— PROBLEM TO SOLVE —
Only lines with the word "Jump" belong in the answer; copy them from the records below.

(App and web page records)
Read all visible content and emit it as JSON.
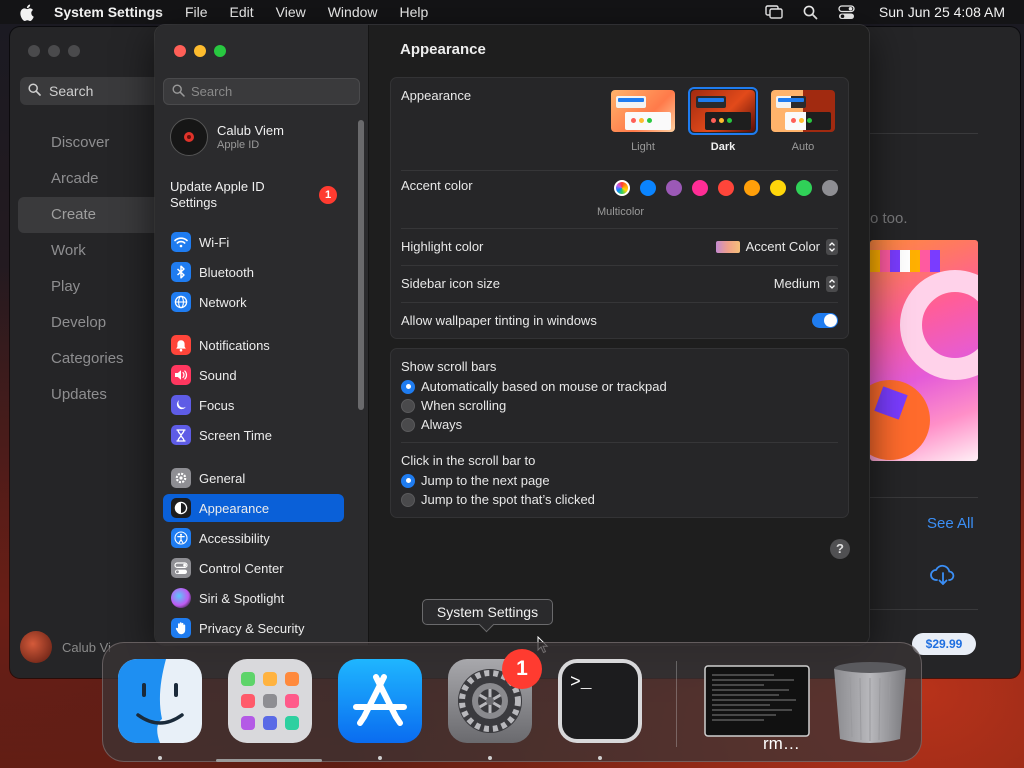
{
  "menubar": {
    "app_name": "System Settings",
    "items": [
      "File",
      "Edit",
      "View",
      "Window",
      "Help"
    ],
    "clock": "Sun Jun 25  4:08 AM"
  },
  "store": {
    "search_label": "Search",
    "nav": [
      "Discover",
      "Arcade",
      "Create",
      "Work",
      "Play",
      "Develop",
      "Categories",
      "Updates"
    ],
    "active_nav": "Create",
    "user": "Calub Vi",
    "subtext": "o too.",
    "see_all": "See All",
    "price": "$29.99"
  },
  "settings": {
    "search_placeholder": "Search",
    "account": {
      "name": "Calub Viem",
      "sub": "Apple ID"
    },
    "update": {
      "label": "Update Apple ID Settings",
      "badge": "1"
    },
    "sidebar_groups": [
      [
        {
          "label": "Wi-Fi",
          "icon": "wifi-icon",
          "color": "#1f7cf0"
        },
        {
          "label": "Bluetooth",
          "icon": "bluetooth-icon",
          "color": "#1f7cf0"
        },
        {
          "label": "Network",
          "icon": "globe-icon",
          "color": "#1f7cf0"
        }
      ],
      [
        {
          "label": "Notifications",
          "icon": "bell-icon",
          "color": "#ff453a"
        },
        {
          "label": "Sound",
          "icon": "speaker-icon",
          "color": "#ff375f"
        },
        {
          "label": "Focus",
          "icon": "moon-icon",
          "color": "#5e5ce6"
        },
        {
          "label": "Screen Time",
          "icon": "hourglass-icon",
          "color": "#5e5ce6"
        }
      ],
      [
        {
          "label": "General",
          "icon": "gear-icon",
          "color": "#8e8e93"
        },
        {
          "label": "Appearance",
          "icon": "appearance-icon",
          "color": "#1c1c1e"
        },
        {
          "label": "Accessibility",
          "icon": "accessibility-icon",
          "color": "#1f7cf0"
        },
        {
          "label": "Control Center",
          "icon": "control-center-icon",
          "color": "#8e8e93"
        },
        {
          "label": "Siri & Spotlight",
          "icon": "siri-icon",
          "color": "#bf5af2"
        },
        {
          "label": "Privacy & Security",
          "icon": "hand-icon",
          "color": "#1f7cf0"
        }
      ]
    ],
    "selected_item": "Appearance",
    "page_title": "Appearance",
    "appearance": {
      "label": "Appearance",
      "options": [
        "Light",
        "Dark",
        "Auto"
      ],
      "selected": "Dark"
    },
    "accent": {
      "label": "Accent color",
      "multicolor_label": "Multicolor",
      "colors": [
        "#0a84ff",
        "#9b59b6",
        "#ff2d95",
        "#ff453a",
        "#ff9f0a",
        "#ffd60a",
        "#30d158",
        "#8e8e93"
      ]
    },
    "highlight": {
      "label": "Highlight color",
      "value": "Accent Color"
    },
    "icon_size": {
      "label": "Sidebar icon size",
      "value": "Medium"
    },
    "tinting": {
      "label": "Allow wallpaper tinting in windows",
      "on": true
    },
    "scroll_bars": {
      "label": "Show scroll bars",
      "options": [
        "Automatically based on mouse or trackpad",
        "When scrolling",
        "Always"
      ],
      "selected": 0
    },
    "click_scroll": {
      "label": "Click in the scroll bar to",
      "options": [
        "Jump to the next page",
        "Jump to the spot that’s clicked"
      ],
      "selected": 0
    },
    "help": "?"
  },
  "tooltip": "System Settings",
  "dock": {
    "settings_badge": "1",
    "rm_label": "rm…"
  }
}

— SOLUTION —
        "Jump to the next page",
        "Jump to the spot that’s clicked"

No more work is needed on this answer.